* **YOUR TASK**
Whenever a line in the records below holds the string "Enter", copy it out.

* **Saved data entries**

========

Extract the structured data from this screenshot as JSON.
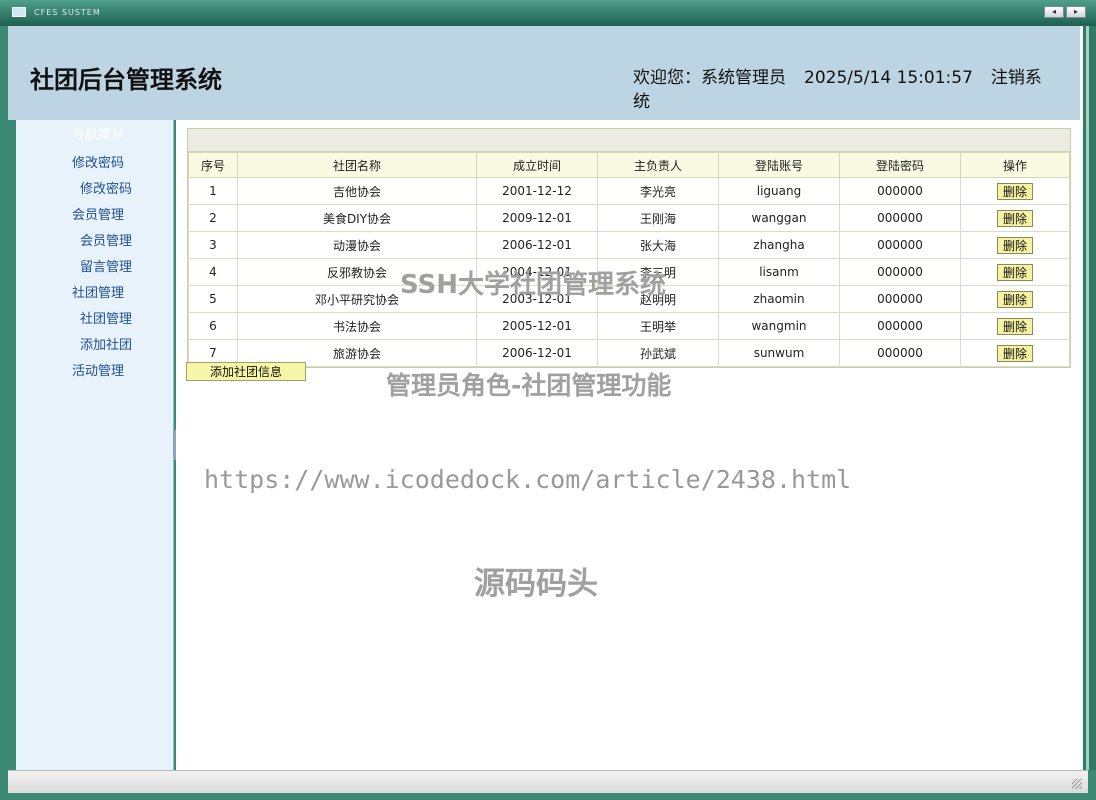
{
  "window": {
    "app_title": "CFES SUSTEM",
    "btn_prev": "◂",
    "btn_next": "▸"
  },
  "header": {
    "title": "社团后台管理系统",
    "welcome": "欢迎您：系统管理员",
    "datetime": "2025/5/14 15:01:57",
    "logout": "注销系统"
  },
  "sidebar": {
    "nav_title": "导航菜单",
    "items": [
      {
        "label": "修改密码"
      },
      {
        "label": "修改密码"
      },
      {
        "label": "会员管理"
      },
      {
        "label": "会员管理"
      },
      {
        "label": "留言管理"
      },
      {
        "label": "社团管理"
      },
      {
        "label": "社团管理"
      },
      {
        "label": "添加社团"
      },
      {
        "label": "活动管理"
      }
    ]
  },
  "table": {
    "headers": [
      "序号",
      "社团名称",
      "成立时间",
      "主负责人",
      "登陆账号",
      "登陆密码",
      "操作"
    ],
    "delete_label": "删除",
    "rows": [
      {
        "no": "1",
        "name": "吉他协会",
        "date": "2001-12-12",
        "leader": "李光亮",
        "account": "liguang",
        "password": "000000"
      },
      {
        "no": "2",
        "name": "美食DIY协会",
        "date": "2009-12-01",
        "leader": "王刚海",
        "account": "wanggan",
        "password": "000000"
      },
      {
        "no": "3",
        "name": "动漫协会",
        "date": "2006-12-01",
        "leader": "张大海",
        "account": "zhangha",
        "password": "000000"
      },
      {
        "no": "4",
        "name": "反邪教协会",
        "date": "2004-12-01",
        "leader": "李三明",
        "account": "lisanm",
        "password": "000000"
      },
      {
        "no": "5",
        "name": "邓小平研究协会",
        "date": "2003-12-01",
        "leader": "赵明明",
        "account": "zhaomin",
        "password": "000000"
      },
      {
        "no": "6",
        "name": "书法协会",
        "date": "2005-12-01",
        "leader": "王明举",
        "account": "wangmin",
        "password": "000000"
      },
      {
        "no": "7",
        "name": "旅游协会",
        "date": "2006-12-01",
        "leader": "孙武斌",
        "account": "sunwum",
        "password": "000000"
      }
    ]
  },
  "add_button": "添加社团信息",
  "watermarks": {
    "line1": "SSH大学社团管理系统",
    "line2": "管理员角色-社团管理功能",
    "line3": "https://www.icodedock.com/article/2438.html",
    "line4": "源码码头"
  }
}
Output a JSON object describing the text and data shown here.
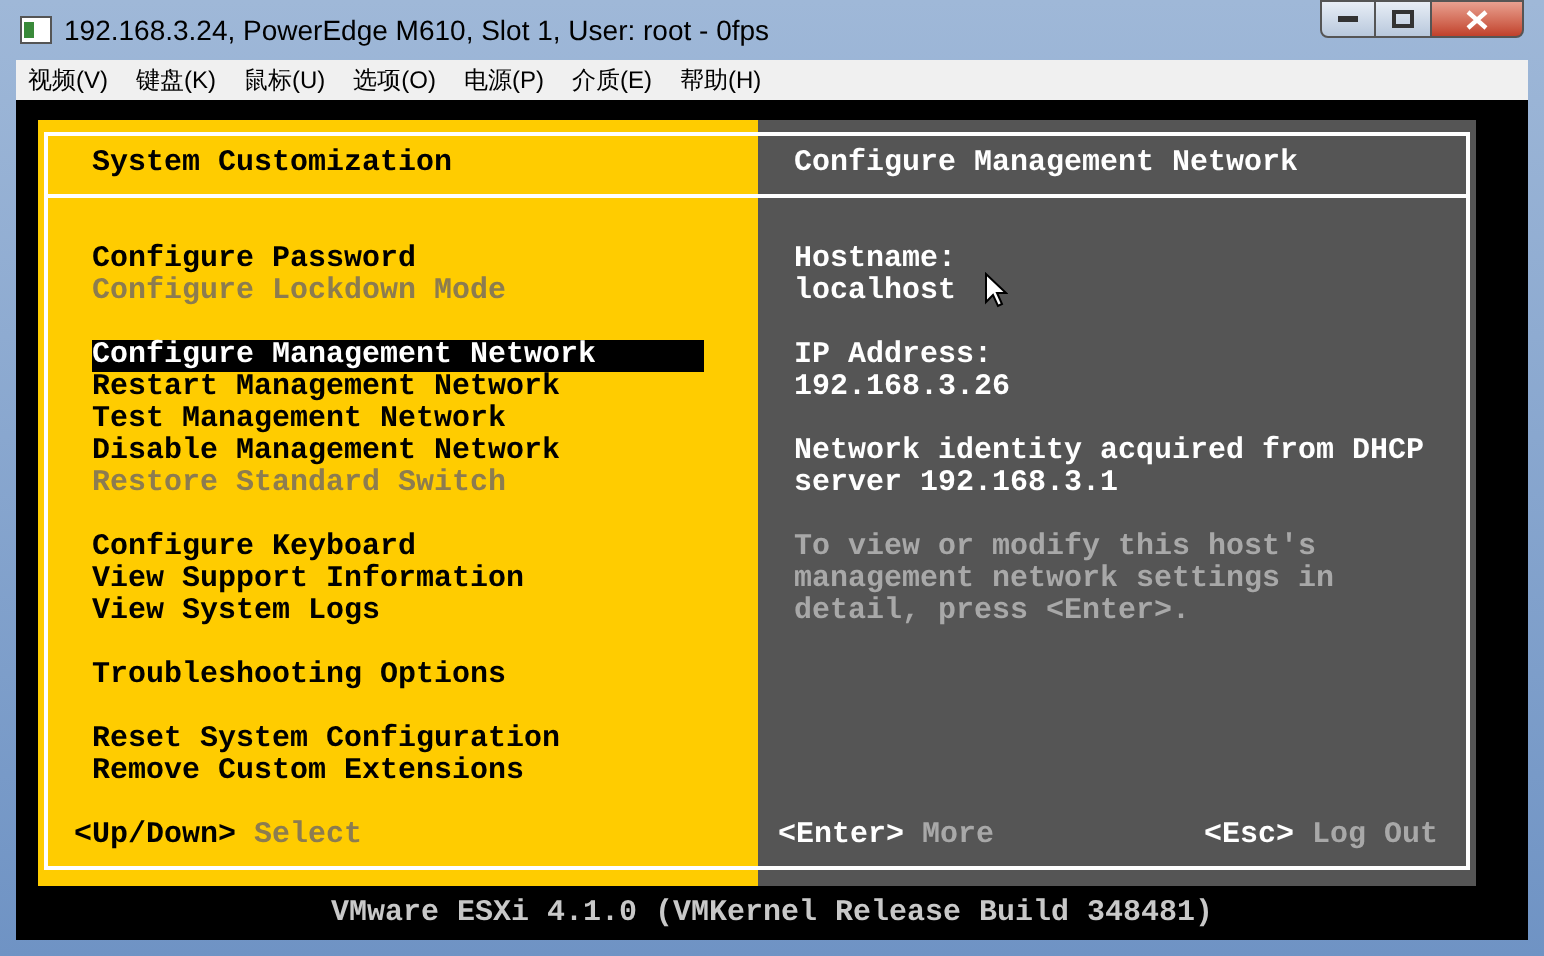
{
  "window": {
    "title": "192.168.3.24, PowerEdge M610, Slot 1, User: root - 0fps"
  },
  "menu": [
    "视频(V)",
    "键盘(K)",
    "鼠标(U)",
    "选项(O)",
    "电源(P)",
    "介质(E)",
    "帮助(H)"
  ],
  "left_panel": {
    "title": "System Customization",
    "groups": [
      [
        {
          "label": "Configure Password",
          "selected": false,
          "disabled": false
        },
        {
          "label": "Configure Lockdown Mode",
          "selected": false,
          "disabled": true
        }
      ],
      [
        {
          "label": "Configure Management Network",
          "selected": true,
          "disabled": false
        },
        {
          "label": "Restart Management Network",
          "selected": false,
          "disabled": false
        },
        {
          "label": "Test Management Network",
          "selected": false,
          "disabled": false
        },
        {
          "label": "Disable Management Network",
          "selected": false,
          "disabled": false
        },
        {
          "label": "Restore Standard Switch",
          "selected": false,
          "disabled": true
        }
      ],
      [
        {
          "label": "Configure Keyboard",
          "selected": false,
          "disabled": false
        },
        {
          "label": "View Support Information",
          "selected": false,
          "disabled": false
        },
        {
          "label": "View System Logs",
          "selected": false,
          "disabled": false
        }
      ],
      [
        {
          "label": "Troubleshooting Options",
          "selected": false,
          "disabled": false
        }
      ],
      [
        {
          "label": "Reset System Configuration",
          "selected": false,
          "disabled": false
        },
        {
          "label": "Remove Custom Extensions",
          "selected": false,
          "disabled": false
        }
      ]
    ],
    "footer": [
      {
        "key": "<Up/Down>",
        "action": "Select"
      }
    ]
  },
  "right_panel": {
    "title": "Configure Management Network",
    "fields": [
      {
        "label": "Hostname:",
        "value": "localhost"
      },
      {
        "label": "IP Address:",
        "value": "192.168.3.26"
      }
    ],
    "info": "Network identity acquired from DHCP server 192.168.3.1",
    "hint": "To view or modify this host's management network settings in detail, press <Enter>.",
    "footer": [
      {
        "key": "<Enter>",
        "action": "More"
      },
      {
        "key": "<Esc>",
        "action": "Log Out"
      }
    ]
  },
  "status_line": "VMware ESXi 4.1.0 (VMKernel Release Build 348481)"
}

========

* **EXERCISE OUTPUT**
    "hint": "To view or modify this host's management network settings in detail, press <Enter>.",
        "key": "<Enter>",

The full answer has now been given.